Data records for software interfaces
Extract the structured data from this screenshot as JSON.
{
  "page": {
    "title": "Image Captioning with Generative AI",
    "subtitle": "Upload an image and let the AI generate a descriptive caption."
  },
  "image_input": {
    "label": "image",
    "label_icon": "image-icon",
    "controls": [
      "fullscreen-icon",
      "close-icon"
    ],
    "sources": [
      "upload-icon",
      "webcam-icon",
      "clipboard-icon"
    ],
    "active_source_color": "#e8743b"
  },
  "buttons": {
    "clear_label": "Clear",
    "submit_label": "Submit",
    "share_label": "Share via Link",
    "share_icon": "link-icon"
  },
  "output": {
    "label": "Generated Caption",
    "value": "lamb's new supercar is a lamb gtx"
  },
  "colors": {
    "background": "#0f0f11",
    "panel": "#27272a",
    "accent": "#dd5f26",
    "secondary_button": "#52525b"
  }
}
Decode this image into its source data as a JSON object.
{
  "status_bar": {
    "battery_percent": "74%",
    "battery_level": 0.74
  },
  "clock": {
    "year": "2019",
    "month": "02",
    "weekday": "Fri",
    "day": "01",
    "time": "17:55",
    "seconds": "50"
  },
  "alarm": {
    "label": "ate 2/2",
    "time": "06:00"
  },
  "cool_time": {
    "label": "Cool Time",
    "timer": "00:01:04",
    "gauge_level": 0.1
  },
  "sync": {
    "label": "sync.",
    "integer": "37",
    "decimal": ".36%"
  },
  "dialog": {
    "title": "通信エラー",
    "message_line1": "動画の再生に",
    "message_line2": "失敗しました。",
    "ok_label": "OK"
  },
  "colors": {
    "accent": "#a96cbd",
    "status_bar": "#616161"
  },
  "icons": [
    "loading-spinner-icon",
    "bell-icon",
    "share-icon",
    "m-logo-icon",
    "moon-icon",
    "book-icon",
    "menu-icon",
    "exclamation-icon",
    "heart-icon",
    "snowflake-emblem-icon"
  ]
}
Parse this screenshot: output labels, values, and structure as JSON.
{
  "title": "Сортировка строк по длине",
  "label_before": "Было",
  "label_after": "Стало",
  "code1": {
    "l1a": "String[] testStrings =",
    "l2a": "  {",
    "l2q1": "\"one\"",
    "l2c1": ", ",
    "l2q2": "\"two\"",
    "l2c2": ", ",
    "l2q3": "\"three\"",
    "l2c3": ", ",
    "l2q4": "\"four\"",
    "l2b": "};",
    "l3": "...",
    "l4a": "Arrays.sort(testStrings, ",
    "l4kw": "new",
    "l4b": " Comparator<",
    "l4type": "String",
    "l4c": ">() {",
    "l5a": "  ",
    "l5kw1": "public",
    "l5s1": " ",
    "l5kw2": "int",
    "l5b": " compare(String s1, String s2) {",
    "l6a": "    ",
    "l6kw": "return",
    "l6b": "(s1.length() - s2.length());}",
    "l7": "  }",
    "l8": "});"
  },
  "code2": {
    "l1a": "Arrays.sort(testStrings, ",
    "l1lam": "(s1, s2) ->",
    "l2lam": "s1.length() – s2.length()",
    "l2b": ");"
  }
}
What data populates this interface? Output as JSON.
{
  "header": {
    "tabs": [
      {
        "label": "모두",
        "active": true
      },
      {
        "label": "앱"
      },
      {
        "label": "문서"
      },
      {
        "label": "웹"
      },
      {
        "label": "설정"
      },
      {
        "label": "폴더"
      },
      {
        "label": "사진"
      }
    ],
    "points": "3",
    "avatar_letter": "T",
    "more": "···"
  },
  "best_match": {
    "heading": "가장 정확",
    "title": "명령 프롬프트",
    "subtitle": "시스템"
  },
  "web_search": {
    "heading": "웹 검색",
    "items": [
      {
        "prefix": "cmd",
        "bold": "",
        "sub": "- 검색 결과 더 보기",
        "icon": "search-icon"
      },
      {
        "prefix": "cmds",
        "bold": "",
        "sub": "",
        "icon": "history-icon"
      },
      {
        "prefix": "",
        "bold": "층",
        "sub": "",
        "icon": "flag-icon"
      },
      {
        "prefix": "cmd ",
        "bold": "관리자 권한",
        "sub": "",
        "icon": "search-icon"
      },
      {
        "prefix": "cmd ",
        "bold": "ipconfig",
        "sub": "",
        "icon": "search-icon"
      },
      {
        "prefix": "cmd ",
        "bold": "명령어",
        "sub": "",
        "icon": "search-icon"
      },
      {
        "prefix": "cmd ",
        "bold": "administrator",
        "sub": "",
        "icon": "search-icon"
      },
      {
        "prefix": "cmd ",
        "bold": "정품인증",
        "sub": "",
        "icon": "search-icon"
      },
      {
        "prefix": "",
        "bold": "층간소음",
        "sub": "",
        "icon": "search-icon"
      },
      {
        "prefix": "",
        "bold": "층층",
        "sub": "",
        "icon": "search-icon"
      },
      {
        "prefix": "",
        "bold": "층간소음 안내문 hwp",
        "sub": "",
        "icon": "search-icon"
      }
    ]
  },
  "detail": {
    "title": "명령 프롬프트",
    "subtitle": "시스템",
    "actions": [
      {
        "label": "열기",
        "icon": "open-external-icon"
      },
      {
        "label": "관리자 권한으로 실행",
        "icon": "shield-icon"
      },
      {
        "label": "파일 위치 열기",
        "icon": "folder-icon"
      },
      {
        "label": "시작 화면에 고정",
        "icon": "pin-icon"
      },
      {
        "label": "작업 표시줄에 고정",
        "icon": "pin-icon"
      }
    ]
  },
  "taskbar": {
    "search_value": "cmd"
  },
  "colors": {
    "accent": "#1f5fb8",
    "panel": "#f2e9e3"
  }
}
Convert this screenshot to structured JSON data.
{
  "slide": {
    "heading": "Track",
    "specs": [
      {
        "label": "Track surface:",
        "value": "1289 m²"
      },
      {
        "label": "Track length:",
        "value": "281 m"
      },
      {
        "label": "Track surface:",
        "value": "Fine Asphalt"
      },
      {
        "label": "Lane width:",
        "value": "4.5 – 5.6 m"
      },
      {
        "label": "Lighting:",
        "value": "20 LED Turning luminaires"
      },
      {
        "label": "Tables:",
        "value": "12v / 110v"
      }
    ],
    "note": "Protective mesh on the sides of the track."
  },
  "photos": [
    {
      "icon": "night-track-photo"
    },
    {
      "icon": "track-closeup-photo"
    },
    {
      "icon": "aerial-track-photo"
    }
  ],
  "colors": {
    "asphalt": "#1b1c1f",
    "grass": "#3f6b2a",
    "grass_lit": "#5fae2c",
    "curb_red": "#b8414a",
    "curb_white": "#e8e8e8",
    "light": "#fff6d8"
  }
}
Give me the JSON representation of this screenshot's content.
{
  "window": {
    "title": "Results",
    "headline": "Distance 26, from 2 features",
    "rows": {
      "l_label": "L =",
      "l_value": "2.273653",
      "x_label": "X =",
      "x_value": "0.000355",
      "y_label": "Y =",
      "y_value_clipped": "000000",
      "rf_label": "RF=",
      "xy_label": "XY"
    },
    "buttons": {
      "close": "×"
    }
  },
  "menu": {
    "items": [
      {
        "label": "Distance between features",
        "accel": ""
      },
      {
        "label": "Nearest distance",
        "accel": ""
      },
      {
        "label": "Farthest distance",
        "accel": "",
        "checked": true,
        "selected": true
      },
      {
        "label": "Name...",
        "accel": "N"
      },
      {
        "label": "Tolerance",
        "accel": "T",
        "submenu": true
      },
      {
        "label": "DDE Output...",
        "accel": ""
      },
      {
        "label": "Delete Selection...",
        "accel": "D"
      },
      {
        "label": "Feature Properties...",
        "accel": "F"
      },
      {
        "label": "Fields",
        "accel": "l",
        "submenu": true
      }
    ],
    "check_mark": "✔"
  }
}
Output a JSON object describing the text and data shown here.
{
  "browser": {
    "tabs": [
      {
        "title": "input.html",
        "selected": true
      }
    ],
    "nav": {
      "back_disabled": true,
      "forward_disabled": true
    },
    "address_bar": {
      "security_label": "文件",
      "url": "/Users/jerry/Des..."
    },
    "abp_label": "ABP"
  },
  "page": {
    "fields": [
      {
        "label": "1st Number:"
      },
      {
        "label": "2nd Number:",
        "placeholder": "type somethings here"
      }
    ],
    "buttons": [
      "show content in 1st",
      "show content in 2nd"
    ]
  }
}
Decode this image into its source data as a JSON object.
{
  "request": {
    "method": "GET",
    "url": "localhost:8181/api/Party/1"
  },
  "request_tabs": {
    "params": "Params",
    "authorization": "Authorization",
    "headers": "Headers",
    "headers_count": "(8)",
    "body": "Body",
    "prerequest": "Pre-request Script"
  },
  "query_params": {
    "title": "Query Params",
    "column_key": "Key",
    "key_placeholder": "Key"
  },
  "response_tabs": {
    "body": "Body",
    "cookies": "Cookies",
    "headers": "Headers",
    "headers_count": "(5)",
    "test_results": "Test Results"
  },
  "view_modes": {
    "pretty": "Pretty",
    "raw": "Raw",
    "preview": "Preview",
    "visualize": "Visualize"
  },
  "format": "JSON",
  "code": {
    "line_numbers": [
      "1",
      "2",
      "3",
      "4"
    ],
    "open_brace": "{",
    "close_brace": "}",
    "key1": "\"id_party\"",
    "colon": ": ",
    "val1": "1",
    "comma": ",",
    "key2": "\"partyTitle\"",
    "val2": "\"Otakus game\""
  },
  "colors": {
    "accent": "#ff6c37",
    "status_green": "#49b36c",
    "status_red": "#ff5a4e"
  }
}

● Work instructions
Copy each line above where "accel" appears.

● Answer
        "accel": ""
        "accel": ""
        "accel": "",
        "accel": "N"
        "accel": "T",
        "accel": ""
        "accel": "D"
        "accel": "F"
        "accel": "l",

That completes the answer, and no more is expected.